▶ **TASK GOAL**: Each line of the data below that includes the string "search" must be copied.

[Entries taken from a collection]
━━━━━━
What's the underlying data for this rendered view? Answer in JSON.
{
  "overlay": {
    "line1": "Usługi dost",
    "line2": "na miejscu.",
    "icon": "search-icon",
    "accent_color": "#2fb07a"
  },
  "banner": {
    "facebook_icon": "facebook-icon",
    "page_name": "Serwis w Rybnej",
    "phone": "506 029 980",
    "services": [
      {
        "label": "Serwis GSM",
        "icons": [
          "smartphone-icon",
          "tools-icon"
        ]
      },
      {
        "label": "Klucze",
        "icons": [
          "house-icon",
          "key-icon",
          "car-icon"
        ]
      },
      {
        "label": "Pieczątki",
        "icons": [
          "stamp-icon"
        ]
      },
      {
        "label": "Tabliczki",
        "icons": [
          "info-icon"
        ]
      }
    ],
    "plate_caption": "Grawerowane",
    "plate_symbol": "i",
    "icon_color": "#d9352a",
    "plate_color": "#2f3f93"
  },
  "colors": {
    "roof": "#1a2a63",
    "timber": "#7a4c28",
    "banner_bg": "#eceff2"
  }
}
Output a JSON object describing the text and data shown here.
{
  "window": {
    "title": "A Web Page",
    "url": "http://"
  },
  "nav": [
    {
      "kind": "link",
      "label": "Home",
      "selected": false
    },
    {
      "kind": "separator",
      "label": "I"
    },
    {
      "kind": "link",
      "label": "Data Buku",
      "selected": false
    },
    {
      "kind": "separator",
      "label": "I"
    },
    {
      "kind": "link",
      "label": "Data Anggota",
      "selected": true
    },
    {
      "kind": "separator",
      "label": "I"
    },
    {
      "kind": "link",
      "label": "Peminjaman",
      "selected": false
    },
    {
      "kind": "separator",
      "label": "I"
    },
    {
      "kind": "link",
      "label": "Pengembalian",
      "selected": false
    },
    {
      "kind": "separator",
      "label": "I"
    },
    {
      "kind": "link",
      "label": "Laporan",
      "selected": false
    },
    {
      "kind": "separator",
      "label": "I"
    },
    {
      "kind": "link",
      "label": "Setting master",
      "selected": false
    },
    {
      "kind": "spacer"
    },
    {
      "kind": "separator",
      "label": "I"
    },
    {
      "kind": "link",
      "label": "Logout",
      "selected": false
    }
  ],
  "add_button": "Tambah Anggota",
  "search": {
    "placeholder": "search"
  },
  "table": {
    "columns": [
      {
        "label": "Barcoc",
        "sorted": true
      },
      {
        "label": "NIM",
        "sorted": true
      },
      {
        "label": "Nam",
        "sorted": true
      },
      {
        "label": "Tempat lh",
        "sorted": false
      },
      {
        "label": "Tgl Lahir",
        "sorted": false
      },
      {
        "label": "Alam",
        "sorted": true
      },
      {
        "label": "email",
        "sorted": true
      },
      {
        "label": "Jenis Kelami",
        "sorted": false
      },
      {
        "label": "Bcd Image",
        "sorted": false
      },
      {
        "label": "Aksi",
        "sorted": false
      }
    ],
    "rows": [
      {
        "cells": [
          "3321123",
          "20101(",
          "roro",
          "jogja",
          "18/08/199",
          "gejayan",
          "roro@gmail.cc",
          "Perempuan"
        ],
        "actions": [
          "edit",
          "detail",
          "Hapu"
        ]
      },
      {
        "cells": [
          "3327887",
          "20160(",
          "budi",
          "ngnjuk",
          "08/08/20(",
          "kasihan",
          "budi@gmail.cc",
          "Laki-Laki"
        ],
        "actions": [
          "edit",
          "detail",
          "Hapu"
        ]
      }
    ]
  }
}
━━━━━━
▶ **REPLY TO THE EXERCISE**:
    "icon": "search-icon",
  "search": {
    "placeholder": "search"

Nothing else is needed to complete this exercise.